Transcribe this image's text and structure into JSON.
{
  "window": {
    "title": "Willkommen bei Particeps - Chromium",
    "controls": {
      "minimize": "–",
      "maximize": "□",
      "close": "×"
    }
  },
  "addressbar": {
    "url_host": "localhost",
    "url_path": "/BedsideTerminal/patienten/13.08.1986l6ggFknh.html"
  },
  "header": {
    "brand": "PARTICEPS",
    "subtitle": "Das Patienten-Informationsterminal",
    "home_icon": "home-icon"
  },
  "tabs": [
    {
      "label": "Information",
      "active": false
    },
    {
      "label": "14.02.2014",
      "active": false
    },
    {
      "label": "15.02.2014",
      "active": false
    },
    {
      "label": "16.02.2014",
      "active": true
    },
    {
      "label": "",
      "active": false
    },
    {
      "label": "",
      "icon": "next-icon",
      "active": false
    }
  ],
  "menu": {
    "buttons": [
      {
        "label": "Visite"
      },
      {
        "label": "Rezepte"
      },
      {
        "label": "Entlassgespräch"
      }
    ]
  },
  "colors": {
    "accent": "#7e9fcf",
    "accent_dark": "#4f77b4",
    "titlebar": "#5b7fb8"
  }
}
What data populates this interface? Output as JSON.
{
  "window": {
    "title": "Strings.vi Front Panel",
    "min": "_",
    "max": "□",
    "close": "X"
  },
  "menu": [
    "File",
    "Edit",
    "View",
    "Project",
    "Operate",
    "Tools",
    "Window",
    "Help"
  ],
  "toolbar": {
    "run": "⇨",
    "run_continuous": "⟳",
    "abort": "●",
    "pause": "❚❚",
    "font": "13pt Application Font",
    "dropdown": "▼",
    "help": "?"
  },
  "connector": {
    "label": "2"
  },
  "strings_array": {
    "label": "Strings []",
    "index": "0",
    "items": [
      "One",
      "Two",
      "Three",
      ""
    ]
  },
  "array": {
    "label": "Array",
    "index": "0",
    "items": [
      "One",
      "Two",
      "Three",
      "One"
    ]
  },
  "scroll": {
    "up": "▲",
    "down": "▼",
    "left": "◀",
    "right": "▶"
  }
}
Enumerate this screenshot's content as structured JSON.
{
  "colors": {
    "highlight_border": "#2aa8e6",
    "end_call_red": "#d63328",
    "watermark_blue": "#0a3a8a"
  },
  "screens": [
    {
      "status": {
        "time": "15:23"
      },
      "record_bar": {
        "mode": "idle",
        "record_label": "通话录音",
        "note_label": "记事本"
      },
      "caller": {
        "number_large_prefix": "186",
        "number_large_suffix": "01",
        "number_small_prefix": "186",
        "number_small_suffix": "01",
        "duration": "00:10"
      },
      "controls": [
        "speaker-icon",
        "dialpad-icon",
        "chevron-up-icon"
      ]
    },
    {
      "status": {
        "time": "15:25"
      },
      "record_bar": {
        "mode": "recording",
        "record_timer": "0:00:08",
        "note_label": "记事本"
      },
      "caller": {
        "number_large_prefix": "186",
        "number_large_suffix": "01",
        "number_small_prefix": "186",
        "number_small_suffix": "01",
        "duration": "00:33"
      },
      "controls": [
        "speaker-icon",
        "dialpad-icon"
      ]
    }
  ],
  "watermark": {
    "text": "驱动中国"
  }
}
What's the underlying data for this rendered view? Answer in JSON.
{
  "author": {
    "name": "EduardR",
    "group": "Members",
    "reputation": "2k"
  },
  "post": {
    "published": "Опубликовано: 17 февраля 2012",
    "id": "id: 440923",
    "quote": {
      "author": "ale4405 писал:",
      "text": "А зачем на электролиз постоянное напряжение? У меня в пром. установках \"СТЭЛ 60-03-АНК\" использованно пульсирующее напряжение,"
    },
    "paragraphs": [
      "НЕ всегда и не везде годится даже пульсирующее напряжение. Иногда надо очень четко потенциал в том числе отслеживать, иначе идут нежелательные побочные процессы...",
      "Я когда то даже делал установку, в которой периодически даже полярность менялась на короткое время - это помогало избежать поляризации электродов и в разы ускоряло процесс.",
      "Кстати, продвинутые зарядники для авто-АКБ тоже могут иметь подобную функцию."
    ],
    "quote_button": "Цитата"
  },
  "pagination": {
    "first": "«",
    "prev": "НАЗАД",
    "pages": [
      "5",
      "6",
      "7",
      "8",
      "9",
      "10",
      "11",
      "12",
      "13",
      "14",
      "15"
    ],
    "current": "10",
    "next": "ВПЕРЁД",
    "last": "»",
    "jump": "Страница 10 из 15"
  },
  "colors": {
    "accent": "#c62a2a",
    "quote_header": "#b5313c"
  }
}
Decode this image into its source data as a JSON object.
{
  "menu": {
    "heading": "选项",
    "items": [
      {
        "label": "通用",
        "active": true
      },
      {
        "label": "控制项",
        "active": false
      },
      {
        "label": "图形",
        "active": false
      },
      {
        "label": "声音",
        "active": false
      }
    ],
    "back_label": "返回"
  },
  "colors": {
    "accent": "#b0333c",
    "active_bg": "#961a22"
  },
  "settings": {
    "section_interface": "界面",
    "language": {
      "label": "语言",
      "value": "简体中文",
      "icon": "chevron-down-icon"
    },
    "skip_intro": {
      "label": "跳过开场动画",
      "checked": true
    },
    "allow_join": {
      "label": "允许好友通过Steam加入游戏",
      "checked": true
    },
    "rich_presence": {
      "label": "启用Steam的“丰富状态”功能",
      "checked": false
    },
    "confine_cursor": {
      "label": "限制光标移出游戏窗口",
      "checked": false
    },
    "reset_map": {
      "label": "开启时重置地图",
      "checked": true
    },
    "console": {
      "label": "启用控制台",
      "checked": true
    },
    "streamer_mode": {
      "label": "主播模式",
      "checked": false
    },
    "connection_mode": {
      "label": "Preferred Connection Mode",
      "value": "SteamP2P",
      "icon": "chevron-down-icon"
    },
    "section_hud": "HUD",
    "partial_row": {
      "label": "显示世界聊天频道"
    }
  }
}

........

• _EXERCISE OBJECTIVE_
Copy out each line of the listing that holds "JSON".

• _OUTPUT OF THE EXERCISE_
Transcribe this image's text and structure into JSON.
What data populates this interface? Output as JSON.
Enumerate this screenshot's content as structured JSON.
What's the underlying data for this rendered view? Answer in JSON.
Decode this image into its source data as a JSON object.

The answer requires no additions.